The following month, on April 22, the 82nd Brigade, as part of the 27th Division, was somewhat to the south-east of Ypres, holding a line which stretched from near Gheluvelt to Hill 60. They were in the line for two weeks, and the 1st Leinster’s War Diary is sketchy during this period, as the battalion constructed the new line as the salient was reduced after the first German gas attacks.
John Goold Adams was the only son of the Venerable John Michael Goold-Adams, Archdeacon of Derry, and rector of Clonleigh, and Emma (nee McClintock). He was in addition brother of Dorothea Georgina Smyth (born May 21, 1881), Ardmore, Londonderry, and Margaret Alice Adams (born April 29, 1887).
Captain Goold Adams’ name is inscribed on St Columb’s Cathedral (Church of Ireland) Memorial to the men connected to that cathedral who died during the 1914-18 War, and listed on All Saints’ Church (Church of Ireland), Clooney Parish, 1914-18 Roll of Honour.
His name is also recorded on the famous Ypres (Menin Gate) Memorial, Ieper, West Vlaanderen, Belgium, and the Diamond War Memorial.
Though only 31 years of age when killed, Captain Goold-Adams had seen much service.
Selecting the army for his career in his youth, he duly passed through Sandhurst College, and received his commission in the 1st Leinsters. Subsequently, he was accepted for duty in Nigeria, where he remained several years. In the autumn of 1913 he was married to Miss Irene Biddulph, second daughter of Mr and Mrs Assheton-Biddulph, Moneyguyneen, Kinnity, King’s County. Some time afterwards he went to India on duty, returning home on the outbreak of hostilities to serve in his regiment at the Front.
A couple of months before his death he was slightly wounded, but soon recovered in a hospital at Le Havre, and rejoined his regiment. Captain Goold-Adams was well-known in the city of Londonderry, where he spent his childhood.

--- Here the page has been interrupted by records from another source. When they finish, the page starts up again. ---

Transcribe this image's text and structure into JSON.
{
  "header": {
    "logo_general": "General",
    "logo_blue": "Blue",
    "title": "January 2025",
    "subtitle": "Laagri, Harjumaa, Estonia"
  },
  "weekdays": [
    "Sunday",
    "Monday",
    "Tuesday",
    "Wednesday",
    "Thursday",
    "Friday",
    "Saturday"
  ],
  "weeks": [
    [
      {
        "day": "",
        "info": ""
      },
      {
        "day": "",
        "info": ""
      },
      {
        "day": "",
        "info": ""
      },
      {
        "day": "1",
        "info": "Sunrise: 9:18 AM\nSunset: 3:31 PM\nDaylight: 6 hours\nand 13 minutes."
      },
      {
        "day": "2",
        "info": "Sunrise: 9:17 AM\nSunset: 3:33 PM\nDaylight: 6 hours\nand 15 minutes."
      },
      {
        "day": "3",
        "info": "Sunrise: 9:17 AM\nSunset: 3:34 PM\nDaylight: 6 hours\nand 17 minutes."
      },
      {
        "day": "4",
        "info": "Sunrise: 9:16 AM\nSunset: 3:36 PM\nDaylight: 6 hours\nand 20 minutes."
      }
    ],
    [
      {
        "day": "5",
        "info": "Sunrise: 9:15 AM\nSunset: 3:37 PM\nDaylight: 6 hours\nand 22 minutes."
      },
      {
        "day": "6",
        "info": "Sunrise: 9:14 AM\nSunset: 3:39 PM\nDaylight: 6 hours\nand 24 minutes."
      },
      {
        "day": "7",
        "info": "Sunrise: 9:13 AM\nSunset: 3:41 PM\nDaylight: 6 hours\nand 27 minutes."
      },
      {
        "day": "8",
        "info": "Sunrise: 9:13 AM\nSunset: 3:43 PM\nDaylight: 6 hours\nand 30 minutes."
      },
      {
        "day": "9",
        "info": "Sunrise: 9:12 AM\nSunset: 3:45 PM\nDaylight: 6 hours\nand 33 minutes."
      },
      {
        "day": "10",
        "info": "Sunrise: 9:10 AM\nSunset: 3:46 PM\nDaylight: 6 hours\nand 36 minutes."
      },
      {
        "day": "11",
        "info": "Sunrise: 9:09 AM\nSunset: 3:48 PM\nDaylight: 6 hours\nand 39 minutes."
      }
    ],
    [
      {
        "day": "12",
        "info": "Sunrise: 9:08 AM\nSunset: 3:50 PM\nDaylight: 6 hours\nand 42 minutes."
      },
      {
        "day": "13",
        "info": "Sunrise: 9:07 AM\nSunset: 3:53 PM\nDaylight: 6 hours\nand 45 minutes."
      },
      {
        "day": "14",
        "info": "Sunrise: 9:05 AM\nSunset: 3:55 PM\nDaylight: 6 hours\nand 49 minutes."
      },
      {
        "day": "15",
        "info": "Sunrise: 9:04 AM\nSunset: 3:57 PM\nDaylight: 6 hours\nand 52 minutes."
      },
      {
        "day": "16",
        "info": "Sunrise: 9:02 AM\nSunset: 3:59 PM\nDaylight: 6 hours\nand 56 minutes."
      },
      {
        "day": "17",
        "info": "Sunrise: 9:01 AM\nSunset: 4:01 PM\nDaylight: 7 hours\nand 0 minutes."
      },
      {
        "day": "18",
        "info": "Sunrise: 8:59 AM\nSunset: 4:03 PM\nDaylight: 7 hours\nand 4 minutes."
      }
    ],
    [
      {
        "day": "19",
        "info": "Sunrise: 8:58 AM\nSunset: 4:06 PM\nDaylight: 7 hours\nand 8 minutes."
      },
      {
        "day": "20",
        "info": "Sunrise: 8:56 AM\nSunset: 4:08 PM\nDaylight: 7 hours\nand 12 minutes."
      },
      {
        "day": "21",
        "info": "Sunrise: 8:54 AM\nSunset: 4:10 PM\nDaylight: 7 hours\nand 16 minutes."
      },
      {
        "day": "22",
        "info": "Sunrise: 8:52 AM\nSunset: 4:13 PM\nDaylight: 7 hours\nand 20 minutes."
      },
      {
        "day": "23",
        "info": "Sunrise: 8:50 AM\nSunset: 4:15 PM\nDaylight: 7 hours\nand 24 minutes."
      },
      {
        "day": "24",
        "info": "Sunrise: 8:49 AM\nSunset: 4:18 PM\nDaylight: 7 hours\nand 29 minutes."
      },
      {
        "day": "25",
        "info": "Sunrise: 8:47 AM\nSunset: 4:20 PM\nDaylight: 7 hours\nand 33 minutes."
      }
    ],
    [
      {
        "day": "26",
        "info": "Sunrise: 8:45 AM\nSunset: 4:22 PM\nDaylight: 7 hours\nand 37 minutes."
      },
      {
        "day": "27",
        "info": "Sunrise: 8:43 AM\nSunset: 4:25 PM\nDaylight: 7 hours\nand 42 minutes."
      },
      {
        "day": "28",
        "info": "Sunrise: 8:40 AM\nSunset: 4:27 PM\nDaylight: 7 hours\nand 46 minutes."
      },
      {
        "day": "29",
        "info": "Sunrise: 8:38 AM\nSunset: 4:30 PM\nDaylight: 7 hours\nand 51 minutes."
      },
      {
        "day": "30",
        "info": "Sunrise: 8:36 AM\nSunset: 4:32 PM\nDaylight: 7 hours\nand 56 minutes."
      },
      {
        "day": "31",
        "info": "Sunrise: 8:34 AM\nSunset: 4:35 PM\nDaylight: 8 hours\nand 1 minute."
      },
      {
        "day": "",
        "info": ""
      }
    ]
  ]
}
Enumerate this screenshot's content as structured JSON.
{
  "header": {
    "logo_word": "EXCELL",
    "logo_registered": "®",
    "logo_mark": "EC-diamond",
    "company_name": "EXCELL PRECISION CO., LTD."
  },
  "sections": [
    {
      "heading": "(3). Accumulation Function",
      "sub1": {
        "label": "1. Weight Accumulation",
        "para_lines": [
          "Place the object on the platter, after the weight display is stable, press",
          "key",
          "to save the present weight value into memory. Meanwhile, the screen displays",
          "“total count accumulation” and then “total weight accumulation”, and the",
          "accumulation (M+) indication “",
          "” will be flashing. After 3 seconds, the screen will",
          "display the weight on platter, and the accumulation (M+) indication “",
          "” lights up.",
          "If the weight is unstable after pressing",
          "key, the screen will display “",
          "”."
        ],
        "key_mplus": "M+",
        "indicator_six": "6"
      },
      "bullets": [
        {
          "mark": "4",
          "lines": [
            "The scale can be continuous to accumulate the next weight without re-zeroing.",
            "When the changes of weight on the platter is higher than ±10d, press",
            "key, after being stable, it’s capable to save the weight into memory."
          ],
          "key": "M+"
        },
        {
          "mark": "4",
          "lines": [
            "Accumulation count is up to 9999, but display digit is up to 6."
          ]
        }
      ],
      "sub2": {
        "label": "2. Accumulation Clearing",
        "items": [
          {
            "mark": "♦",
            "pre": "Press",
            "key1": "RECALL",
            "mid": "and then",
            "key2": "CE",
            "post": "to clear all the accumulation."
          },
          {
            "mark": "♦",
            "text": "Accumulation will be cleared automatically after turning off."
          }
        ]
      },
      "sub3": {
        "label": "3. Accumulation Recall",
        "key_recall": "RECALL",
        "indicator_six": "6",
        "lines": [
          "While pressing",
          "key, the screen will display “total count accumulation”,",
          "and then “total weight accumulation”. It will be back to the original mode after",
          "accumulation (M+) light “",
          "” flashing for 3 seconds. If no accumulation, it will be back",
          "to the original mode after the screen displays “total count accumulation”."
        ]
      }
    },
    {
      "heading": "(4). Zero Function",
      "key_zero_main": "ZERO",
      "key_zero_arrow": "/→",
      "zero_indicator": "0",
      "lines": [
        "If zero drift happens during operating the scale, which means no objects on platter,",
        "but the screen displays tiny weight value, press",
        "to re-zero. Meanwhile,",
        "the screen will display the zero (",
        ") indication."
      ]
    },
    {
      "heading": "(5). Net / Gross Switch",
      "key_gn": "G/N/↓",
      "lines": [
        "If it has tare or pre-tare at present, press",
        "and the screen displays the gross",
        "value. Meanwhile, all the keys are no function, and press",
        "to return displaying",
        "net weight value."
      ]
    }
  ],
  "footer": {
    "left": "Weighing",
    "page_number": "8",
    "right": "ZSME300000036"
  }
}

At a meeting of the Derry and Raphoe Diocesan Council, held on Wednesday, May 26, 1915 – Archdeacon Goold-Adams (father of Captain Goold-Adams) presiding – the Reverend Canon Warren proposed the following resolution in connection with the death of Captain Goold-Adams: ‘We, the members of the Derry and Raphoe Diocesan Council, desire to express our sincere sympathy to the Archdeacon of Derry and Reverend Canon R. G. S. King, and to the members of their families, in their recent sad bereavement caused by the death in war of Captain John Goold-Adams and Second Lieutenant King, and we request our secretary to convey our vote of condolence to them.’
Captain John Goold-Adams’ father, John Michael Goold-Adams, was born in Kingston, the son of William Goold-Adams, a physician, and entered Trinity College, Dublin, on November 1, 1870, at the age of sixteen. He was ordained as deacon, on September 12, 1875, in the diocese of Kilmore. The following year he came as curate to the parish of Taughboyne, and from there went to St Columb’s Cathedral, Londonderry, in 1878, where he remained curate for about three years before being appointed vicar of All Saints’ Church, Clooney, Londonderry, in 1881.
There he stayed until 1914, when the parish of Clonleigh became vacant, and he was appointed its rector. In 1920 he resigned from this post, and in the following year he also retired from the Archdeaconry of Derry, to which he had succeeded Archdeacon Colquhoun in 1914. He died at Liverpool on July 17, 1922.
During his lifetime the Reverend Goold-Adams also acted as chaplain to the workhouse and to the troops at Ebrington Barracks in Londonderry. He acted in a similar capacity to the Lord Lieutenant from 1901-1905, to Primate Alexander from 1906 till his death, and to Bishop Chadwick.
He was one of the examining chaplains to the Bishop of Derry and Raphoe, Dr Peacocke, and was canon of St Columb’s Cathedral, Londonderry, from 1893 till 1914. He married Emma McClintock, daughter of Robert McClintock of Dunmore, Co. Donegal, who predeceased him by about thirty years. His daughter, Dorothea, married a Mr Smyth, of Ardmore, and moved to Argentina. She was visiting her father when he passed away.